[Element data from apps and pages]
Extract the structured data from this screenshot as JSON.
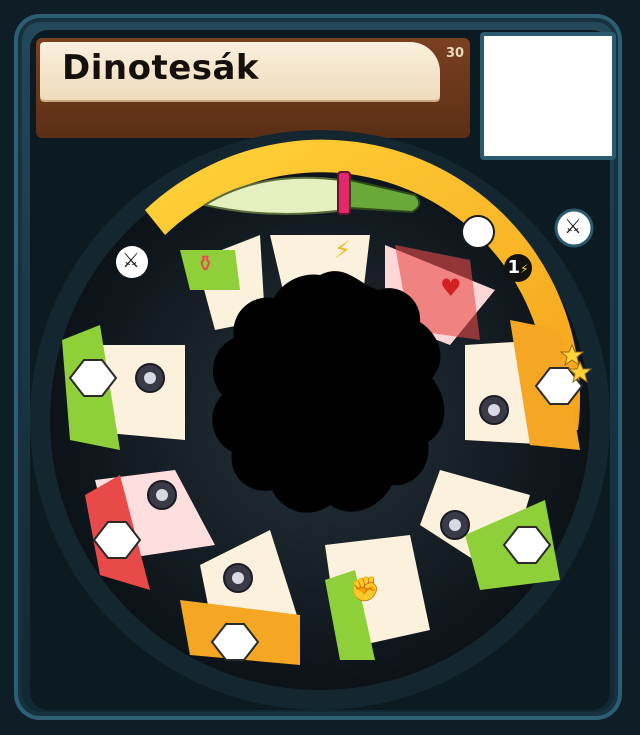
{
  "card": {
    "title": "Dinotesák",
    "cost": "30",
    "energy_cost": "1",
    "weapon": "dagger",
    "attack_type": "sword-icon",
    "rating": 2
  },
  "wheel": {
    "slices": [
      {
        "label_icon": "sword-icon",
        "color": "#8fd03a"
      },
      {
        "label_icon": "lightning-icon",
        "color": "#f1d44c"
      },
      {
        "label_icon": "heart-icon",
        "color": "#e84a4a"
      },
      {
        "label_icon": "target-icon",
        "color": "#f5a623"
      },
      {
        "label_icon": "target-icon",
        "color": "#8fd03a"
      },
      {
        "label_icon": "fist-icon",
        "color": "#8fd03a"
      },
      {
        "label_icon": "target-icon",
        "color": "#f5a623"
      },
      {
        "label_icon": "target-icon",
        "color": "#e84a4a"
      },
      {
        "label_icon": "target-icon",
        "color": "#8fd03a"
      }
    ]
  },
  "colors": {
    "frame": "#22495a",
    "accent": "#f5b21a",
    "green": "#8fd03a",
    "red": "#e84a4a",
    "orange": "#f5a623"
  }
}
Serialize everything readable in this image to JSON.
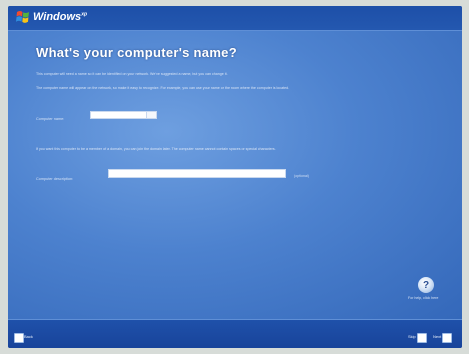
{
  "brand": {
    "name": "Windows",
    "trademark": "xp"
  },
  "page": {
    "title": "What's your computer's name?",
    "paragraph1": "This computer will need a name so it can be identified on your network. We've suggested a name, but you can change it.",
    "paragraph2": "The computer name will appear on the network, so make it easy to recognize. For example, you can use your name or the room where the computer is located.",
    "paragraph3": "If you want this computer to be a member of a domain, you can join the domain later. The computer name cannot contain spaces or special characters.",
    "name_label": "Computer name:",
    "name_value": "",
    "description_label": "Computer description:",
    "description_value": "",
    "description_hint": "(optional)"
  },
  "help": {
    "label": "For help, click here",
    "icon": "help-icon"
  },
  "footer": {
    "back_label": "Back",
    "skip_label": "Skip",
    "next_label": "Next"
  },
  "colors": {
    "background": "#2f63b6",
    "content_glow": "#6e9fe0",
    "bar": "#1d4fa8"
  }
}
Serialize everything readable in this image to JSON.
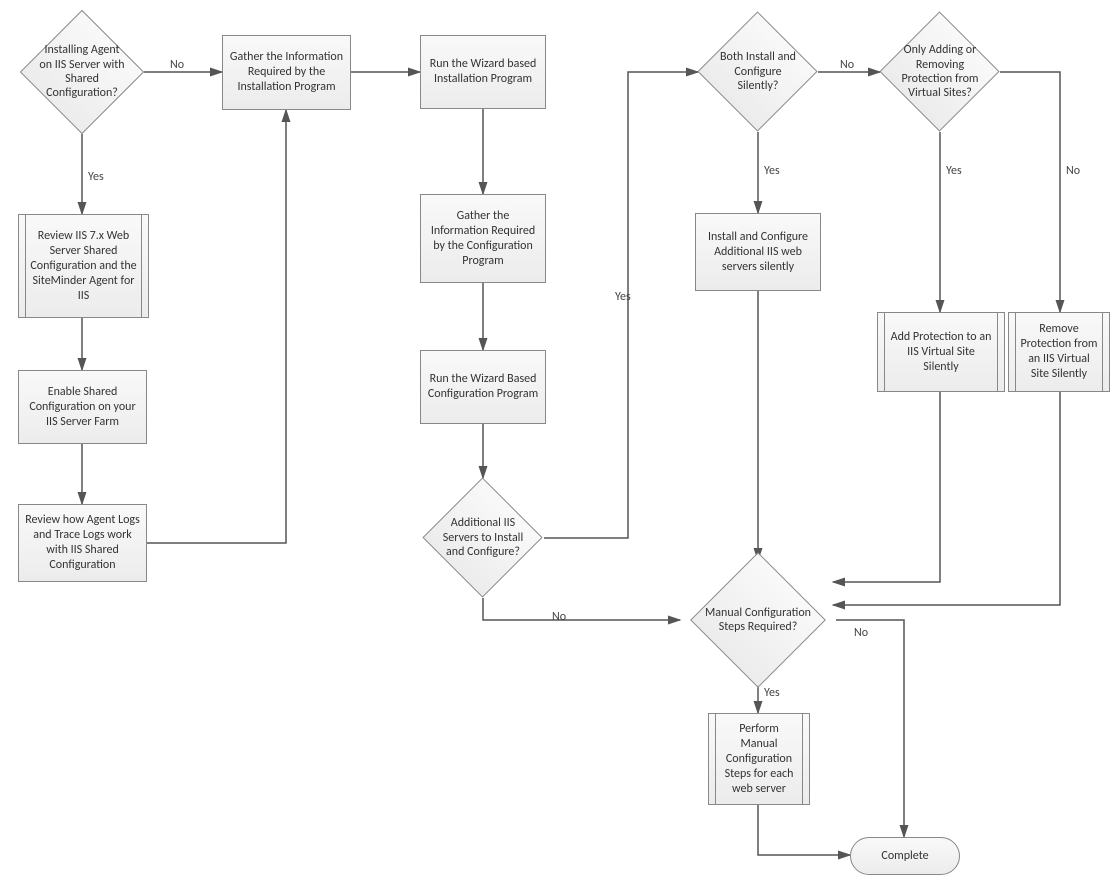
{
  "chart_data": {
    "type": "flowchart",
    "nodes": [
      {
        "id": "d1",
        "type": "decision",
        "text": "Installing Agent on IIS Server with Shared Configuration?"
      },
      {
        "id": "p1",
        "type": "process",
        "text": "Gather the Information Required by the Installation Program"
      },
      {
        "id": "p2",
        "type": "process",
        "text": "Run the Wizard based Installation Program"
      },
      {
        "id": "s1",
        "type": "subprocess",
        "text": "Review IIS 7.x Web Server Shared Configuration and the SiteMinder Agent for IIS"
      },
      {
        "id": "p3",
        "type": "process",
        "text": "Enable Shared Configuration on your IIS Server Farm"
      },
      {
        "id": "p4",
        "type": "process",
        "text": "Review how Agent Logs and Trace Logs work with IIS Shared Configuration"
      },
      {
        "id": "p5",
        "type": "process",
        "text": "Gather the Information Required by the Configuration Program"
      },
      {
        "id": "p6",
        "type": "process",
        "text": "Run the Wizard Based Configuration Program"
      },
      {
        "id": "d2",
        "type": "decision",
        "text": "Additional IIS Servers to Install and Configure?"
      },
      {
        "id": "d3",
        "type": "decision",
        "text": "Both Install and Configure Silently?"
      },
      {
        "id": "d4",
        "type": "decision",
        "text": "Only Adding or Removing Protection from Virtual Sites?"
      },
      {
        "id": "p7",
        "type": "process",
        "text": "Install and Configure Additional IIS web servers silently"
      },
      {
        "id": "s2",
        "type": "subprocess",
        "text": "Add Protection to an IIS Virtual Site Silently"
      },
      {
        "id": "s3",
        "type": "subprocess",
        "text": "Remove Protection from an IIS Virtual Site Silently"
      },
      {
        "id": "d5",
        "type": "decision",
        "text": "Manual Configuration Steps Required?"
      },
      {
        "id": "s4",
        "type": "subprocess",
        "text": "Perform Manual Configuration Steps for each web server"
      },
      {
        "id": "t1",
        "type": "terminator",
        "text": "Complete"
      }
    ],
    "edges": [
      {
        "from": "d1",
        "to": "p1",
        "label": "No"
      },
      {
        "from": "d1",
        "to": "s1",
        "label": "Yes"
      },
      {
        "from": "s1",
        "to": "p3",
        "label": ""
      },
      {
        "from": "p3",
        "to": "p4",
        "label": ""
      },
      {
        "from": "p4",
        "to": "p1",
        "label": ""
      },
      {
        "from": "p1",
        "to": "p2",
        "label": ""
      },
      {
        "from": "p2",
        "to": "p5",
        "label": ""
      },
      {
        "from": "p5",
        "to": "p6",
        "label": ""
      },
      {
        "from": "p6",
        "to": "d2",
        "label": ""
      },
      {
        "from": "d2",
        "to": "d3",
        "label": "Yes"
      },
      {
        "from": "d2",
        "to": "d5",
        "label": "No"
      },
      {
        "from": "d3",
        "to": "p7",
        "label": "Yes"
      },
      {
        "from": "d3",
        "to": "d4",
        "label": "No"
      },
      {
        "from": "d4",
        "to": "s2",
        "label": "Yes"
      },
      {
        "from": "d4",
        "to": "s3",
        "label": "No"
      },
      {
        "from": "p7",
        "to": "d5",
        "label": ""
      },
      {
        "from": "s2",
        "to": "d5",
        "label": ""
      },
      {
        "from": "s3",
        "to": "d5",
        "label": ""
      },
      {
        "from": "d5",
        "to": "s4",
        "label": "Yes"
      },
      {
        "from": "d5",
        "to": "t1",
        "label": "No"
      },
      {
        "from": "s4",
        "to": "t1",
        "label": ""
      }
    ],
    "edge_labels": {
      "yes": "Yes",
      "no": "No"
    }
  }
}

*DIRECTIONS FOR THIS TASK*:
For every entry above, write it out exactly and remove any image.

*RESULT OF THIS TASK*:
Extract the structured data from this screenshot as JSON.
{
  "card": {
    "title": "Dinotesák",
    "cost": "30",
    "energy_cost": "1",
    "weapon": "dagger",
    "attack_type": "sword-icon",
    "rating": 2
  },
  "wheel": {
    "slices": [
      {
        "label_icon": "sword-icon",
        "color": "#8fd03a"
      },
      {
        "label_icon": "lightning-icon",
        "color": "#f1d44c"
      },
      {
        "label_icon": "heart-icon",
        "color": "#e84a4a"
      },
      {
        "label_icon": "target-icon",
        "color": "#f5a623"
      },
      {
        "label_icon": "target-icon",
        "color": "#8fd03a"
      },
      {
        "label_icon": "fist-icon",
        "color": "#8fd03a"
      },
      {
        "label_icon": "target-icon",
        "color": "#f5a623"
      },
      {
        "label_icon": "target-icon",
        "color": "#e84a4a"
      },
      {
        "label_icon": "target-icon",
        "color": "#8fd03a"
      }
    ]
  },
  "colors": {
    "frame": "#22495a",
    "accent": "#f5b21a",
    "green": "#8fd03a",
    "red": "#e84a4a",
    "orange": "#f5a623"
  }
}
Serialize everything readable in this image to JSON.
{
  "brand": {
    "name": "Windows",
    "trademark": "xp"
  },
  "page": {
    "title": "What's your computer's name?",
    "paragraph1": "This computer will need a name so it can be identified on your network. We've suggested a name, but you can change it.",
    "paragraph2": "The computer name will appear on the network, so make it easy to recognize. For example, you can use your name or the room where the computer is located.",
    "paragraph3": "If you want this computer to be a member of a domain, you can join the domain later. The computer name cannot contain spaces or special characters.",
    "name_label": "Computer name:",
    "name_value": "",
    "description_label": "Computer description:",
    "description_value": "",
    "description_hint": "(optional)"
  },
  "help": {
    "label": "For help, click here",
    "icon": "help-icon"
  },
  "footer": {
    "back_label": "Back",
    "skip_label": "Skip",
    "next_label": "Next"
  },
  "colors": {
    "background": "#2f63b6",
    "content_glow": "#6e9fe0",
    "bar": "#1d4fa8"
  }
}
Serialize everything readable in this image to JSON.
{
  "chart_data": {
    "type": "flowchart",
    "nodes": [
      {
        "id": "d1",
        "type": "decision",
        "text": "Installing Agent on IIS Server with Shared Configuration?"
      },
      {
        "id": "p1",
        "type": "process",
        "text": "Gather the Information Required by the Installation Program"
      },
      {
        "id": "p2",
        "type": "process",
        "text": "Run the Wizard based Installation Program"
      },
      {
        "id": "s1",
        "type": "subprocess",
        "text": "Review IIS 7.x Web Server Shared Configuration and the SiteMinder Agent for IIS"
      },
      {
        "id": "p3",
        "type": "process",
        "text": "Enable Shared Configuration on your IIS Server Farm"
      },
      {
        "id": "p4",
        "type": "process",
        "text": "Review how Agent Logs and Trace Logs work with IIS Shared Configuration"
      },
      {
        "id": "p5",
        "type": "process",
        "text": "Gather the Information Required by the Configuration Program"
      },
      {
        "id": "p6",
        "type": "process",
        "text": "Run the Wizard Based Configuration Program"
      },
      {
        "id": "d2",
        "type": "decision",
        "text": "Additional IIS Servers to Install and Configure?"
      },
      {
        "id": "d3",
        "type": "decision",
        "text": "Both Install and Configure Silently?"
      },
      {
        "id": "d4",
        "type": "decision",
        "text": "Only Adding or Removing Protection from Virtual Sites?"
      },
      {
        "id": "p7",
        "type": "process",
        "text": "Install and Configure Additional IIS web servers silently"
      },
      {
        "id": "s2",
        "type": "subprocess",
        "text": "Add Protection to an IIS Virtual Site Silently"
      },
      {
        "id": "s3",
        "type": "subprocess",
        "text": "Remove Protection from an IIS Virtual Site Silently"
      },
      {
        "id": "d5",
        "type": "decision",
        "text": "Manual Configuration Steps Required?"
      },
      {
        "id": "s4",
        "type": "subprocess",
        "text": "Perform Manual Configuration Steps for each web server"
      },
      {
        "id": "t1",
        "type": "terminator",
        "text": "Complete"
      }
    ],
    "edges": [
      {
        "from": "d1",
        "to": "p1",
        "label": "No"
      },
      {
        "from": "d1",
        "to": "s1",
        "label": "Yes"
      },
      {
        "from": "s1",
        "to": "p3",
        "label": ""
      },
      {
        "from": "p3",
        "to": "p4",
        "label": ""
      },
      {
        "from": "p4",
        "to": "p1",
        "label": ""
      },
      {
        "from": "p1",
        "to": "p2",
        "label": ""
      },
      {
        "from": "p2",
        "to": "p5",
        "label": ""
      },
      {
        "from": "p5",
        "to": "p6",
        "label": ""
      },
      {
        "from": "p6",
        "to": "d2",
        "label": ""
      },
      {
        "from": "d2",
        "to": "d3",
        "label": "Yes"
      },
      {
        "from": "d2",
        "to": "d5",
        "label": "No"
      },
      {
        "from": "d3",
        "to": "p7",
        "label": "Yes"
      },
      {
        "from": "d3",
        "to": "d4",
        "label": "No"
      },
      {
        "from": "d4",
        "to": "s2",
        "label": "Yes"
      },
      {
        "from": "d4",
        "to": "s3",
        "label": "No"
      },
      {
        "from": "p7",
        "to": "d5",
        "label": ""
      },
      {
        "from": "s2",
        "to": "d5",
        "label": ""
      },
      {
        "from": "s3",
        "to": "d5",
        "label": ""
      },
      {
        "from": "d5",
        "to": "s4",
        "label": "Yes"
      },
      {
        "from": "d5",
        "to": "t1",
        "label": "No"
      },
      {
        "from": "s4",
        "to": "t1",
        "label": ""
      }
    ],
    "edge_labels": {
      "yes": "Yes",
      "no": "No"
    }
  }
}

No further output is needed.